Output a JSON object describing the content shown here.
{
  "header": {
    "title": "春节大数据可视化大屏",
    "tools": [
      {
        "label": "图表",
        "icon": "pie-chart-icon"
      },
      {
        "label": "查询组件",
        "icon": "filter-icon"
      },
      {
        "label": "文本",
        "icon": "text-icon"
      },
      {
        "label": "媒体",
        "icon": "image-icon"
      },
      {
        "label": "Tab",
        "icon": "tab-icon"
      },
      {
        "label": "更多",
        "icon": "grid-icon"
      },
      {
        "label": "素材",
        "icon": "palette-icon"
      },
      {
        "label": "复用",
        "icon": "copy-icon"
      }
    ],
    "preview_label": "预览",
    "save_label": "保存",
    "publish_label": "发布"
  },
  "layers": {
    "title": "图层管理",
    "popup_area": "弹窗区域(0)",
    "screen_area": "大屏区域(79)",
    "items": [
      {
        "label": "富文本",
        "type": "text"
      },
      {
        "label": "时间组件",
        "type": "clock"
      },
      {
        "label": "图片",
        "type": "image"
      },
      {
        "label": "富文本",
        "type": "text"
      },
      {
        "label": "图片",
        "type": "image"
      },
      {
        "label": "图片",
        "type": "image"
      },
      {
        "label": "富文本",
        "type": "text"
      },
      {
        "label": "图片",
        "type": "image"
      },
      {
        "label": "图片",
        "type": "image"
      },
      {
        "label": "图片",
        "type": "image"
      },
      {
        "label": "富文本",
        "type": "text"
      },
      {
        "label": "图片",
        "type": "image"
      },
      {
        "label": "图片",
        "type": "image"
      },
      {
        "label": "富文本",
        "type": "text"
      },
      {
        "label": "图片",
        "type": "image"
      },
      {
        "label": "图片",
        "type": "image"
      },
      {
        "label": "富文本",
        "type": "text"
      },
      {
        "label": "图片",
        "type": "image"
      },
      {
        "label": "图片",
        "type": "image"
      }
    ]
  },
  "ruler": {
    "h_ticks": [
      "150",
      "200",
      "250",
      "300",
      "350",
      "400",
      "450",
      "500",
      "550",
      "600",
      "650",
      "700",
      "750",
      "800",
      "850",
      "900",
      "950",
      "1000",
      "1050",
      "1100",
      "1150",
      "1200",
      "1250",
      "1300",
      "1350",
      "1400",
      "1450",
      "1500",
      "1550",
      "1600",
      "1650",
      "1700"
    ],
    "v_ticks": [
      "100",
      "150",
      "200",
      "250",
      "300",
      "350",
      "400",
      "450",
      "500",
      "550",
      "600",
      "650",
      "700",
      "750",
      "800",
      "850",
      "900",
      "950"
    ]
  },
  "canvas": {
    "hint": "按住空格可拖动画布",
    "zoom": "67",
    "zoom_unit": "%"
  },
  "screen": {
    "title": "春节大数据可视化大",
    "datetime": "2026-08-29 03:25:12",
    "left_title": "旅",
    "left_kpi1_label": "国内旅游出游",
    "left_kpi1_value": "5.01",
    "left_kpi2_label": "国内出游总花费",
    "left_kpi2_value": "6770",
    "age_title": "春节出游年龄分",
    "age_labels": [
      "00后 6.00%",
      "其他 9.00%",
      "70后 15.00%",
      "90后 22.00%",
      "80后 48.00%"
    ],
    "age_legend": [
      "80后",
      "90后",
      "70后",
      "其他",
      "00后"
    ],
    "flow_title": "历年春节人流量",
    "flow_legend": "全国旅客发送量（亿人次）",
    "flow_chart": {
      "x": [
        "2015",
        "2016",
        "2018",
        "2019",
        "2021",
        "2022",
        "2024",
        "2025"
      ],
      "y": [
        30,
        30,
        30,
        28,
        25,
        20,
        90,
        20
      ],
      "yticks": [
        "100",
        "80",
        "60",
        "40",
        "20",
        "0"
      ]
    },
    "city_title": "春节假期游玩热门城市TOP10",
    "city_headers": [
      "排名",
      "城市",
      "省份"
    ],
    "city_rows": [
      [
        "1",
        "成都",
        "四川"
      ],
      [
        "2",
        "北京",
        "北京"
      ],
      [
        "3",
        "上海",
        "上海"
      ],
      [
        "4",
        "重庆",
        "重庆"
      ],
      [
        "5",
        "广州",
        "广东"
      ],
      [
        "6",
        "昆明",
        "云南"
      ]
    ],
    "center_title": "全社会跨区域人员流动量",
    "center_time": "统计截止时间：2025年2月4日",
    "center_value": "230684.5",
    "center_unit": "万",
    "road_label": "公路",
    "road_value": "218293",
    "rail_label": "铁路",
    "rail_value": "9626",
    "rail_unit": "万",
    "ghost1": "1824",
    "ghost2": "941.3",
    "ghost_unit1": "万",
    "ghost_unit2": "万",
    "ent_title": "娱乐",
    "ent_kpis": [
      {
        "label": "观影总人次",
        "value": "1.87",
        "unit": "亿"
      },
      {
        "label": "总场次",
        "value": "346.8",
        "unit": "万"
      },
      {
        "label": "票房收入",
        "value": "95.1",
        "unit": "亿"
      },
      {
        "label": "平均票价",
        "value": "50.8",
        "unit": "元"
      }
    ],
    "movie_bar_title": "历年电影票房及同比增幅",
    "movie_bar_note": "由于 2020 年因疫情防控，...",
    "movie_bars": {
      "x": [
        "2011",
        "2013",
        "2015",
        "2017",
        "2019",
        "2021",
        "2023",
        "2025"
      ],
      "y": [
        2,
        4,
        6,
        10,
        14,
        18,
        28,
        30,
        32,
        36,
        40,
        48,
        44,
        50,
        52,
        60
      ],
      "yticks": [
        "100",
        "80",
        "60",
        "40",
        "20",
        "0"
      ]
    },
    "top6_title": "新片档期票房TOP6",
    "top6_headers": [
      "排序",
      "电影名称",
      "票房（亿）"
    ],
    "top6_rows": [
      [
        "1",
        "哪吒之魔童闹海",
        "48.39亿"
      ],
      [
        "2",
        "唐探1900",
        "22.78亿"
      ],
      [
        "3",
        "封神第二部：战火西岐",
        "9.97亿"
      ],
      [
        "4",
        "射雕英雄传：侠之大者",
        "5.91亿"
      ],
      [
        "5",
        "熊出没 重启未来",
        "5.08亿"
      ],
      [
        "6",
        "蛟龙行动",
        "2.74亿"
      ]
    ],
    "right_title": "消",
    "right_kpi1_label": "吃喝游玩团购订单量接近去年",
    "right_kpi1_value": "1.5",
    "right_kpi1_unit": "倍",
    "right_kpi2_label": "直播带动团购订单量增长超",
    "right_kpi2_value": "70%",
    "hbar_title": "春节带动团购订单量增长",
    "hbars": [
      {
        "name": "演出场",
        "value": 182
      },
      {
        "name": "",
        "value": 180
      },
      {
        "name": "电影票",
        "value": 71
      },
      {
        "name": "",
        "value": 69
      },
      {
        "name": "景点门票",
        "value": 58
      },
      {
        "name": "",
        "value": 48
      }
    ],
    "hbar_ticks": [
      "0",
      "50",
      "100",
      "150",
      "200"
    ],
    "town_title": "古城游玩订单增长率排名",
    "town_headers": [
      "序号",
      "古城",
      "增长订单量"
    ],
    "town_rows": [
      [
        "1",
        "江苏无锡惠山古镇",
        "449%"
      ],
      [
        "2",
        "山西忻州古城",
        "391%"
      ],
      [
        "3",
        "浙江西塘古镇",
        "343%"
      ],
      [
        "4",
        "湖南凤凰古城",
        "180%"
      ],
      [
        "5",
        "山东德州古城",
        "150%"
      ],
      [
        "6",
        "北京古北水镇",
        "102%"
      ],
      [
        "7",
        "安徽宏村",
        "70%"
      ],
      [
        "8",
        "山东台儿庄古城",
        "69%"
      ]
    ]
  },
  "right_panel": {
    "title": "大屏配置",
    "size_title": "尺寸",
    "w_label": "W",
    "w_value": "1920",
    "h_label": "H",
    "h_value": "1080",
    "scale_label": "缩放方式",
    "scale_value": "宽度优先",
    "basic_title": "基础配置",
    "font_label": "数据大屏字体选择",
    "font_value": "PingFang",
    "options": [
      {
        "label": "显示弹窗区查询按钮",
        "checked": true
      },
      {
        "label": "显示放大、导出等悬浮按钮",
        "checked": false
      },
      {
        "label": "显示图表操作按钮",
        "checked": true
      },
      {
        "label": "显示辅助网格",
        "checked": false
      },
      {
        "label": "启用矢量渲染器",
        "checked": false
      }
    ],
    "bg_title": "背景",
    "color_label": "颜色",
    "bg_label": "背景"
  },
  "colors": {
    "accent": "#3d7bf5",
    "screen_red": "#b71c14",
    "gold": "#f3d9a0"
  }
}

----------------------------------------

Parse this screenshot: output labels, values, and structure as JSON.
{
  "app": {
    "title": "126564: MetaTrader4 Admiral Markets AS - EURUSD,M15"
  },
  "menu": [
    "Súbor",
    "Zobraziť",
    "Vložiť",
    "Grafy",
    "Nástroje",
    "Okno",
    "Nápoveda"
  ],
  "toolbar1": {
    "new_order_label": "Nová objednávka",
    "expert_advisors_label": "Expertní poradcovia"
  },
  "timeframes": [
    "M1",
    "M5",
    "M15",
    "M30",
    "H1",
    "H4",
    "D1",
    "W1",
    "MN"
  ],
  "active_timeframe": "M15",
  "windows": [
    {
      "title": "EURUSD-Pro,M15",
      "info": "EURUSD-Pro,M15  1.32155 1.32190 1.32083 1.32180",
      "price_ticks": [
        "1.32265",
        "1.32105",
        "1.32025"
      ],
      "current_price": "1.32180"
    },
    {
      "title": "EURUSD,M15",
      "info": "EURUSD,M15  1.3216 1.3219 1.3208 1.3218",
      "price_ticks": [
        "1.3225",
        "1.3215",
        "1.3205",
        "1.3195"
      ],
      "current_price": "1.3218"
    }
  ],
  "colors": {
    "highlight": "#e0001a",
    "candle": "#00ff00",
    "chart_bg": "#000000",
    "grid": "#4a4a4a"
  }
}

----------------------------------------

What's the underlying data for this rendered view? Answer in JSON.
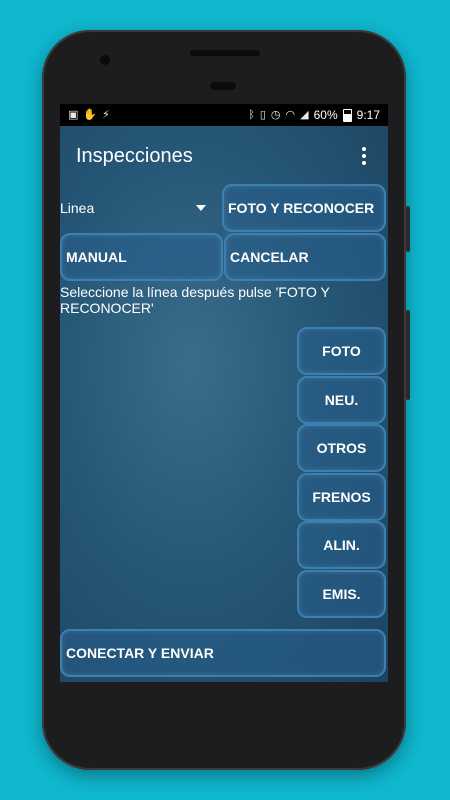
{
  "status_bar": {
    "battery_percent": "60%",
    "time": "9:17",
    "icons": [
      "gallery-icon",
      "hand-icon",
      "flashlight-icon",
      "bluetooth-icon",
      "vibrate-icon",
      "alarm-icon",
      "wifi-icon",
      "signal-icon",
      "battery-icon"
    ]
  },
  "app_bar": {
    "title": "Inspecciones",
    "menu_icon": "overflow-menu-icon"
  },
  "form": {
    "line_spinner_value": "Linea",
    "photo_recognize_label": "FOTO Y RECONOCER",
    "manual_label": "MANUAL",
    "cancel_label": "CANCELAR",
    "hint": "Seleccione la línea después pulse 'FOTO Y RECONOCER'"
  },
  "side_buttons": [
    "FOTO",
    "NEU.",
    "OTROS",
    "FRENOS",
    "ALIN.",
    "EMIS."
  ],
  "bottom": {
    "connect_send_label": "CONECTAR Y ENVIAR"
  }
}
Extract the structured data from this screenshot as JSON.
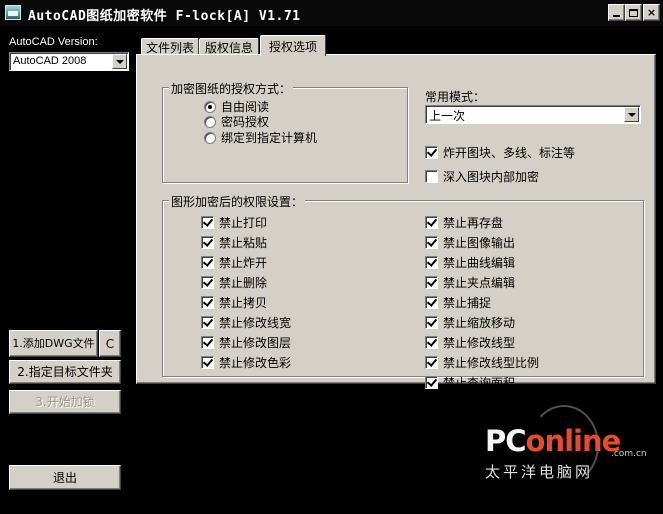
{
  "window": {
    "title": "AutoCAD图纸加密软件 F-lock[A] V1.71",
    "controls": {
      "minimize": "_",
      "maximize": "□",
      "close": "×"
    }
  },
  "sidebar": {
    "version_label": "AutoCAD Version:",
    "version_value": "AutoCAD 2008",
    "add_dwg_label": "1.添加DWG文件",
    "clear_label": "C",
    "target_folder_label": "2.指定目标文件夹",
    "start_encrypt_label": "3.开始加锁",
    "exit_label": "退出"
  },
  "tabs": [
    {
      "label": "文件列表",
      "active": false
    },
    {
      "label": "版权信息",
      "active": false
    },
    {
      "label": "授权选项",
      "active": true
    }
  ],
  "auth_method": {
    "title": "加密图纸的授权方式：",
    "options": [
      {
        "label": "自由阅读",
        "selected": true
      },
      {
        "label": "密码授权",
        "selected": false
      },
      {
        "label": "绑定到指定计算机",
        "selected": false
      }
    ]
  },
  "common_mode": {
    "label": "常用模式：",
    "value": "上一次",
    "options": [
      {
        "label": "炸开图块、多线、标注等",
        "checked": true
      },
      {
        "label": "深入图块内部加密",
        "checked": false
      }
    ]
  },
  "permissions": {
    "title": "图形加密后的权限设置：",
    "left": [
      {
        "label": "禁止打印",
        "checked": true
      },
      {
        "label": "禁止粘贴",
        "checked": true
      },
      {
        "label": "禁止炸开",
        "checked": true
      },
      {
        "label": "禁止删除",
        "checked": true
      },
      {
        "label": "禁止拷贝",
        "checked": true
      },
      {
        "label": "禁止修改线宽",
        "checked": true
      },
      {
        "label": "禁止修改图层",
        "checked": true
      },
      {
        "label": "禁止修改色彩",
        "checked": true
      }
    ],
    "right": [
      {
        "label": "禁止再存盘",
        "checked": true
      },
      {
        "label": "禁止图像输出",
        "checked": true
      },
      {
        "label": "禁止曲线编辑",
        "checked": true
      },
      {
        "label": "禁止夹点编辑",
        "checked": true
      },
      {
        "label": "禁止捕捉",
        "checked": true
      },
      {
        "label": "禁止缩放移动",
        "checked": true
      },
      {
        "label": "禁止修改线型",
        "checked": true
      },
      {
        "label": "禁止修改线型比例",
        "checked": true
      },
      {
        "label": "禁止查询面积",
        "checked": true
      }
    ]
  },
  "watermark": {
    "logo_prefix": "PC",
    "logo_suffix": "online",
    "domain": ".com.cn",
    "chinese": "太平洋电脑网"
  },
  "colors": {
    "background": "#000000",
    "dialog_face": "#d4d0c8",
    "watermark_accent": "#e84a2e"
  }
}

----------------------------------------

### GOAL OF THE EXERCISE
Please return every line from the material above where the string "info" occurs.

### COMPLETED TASK
      "info": "EURUSD-Pro,M15  1.32155 1.32190 1.32083 1.32180",
      "info": "EURUSD,M15  1.3216 1.3219 1.3208 1.3218",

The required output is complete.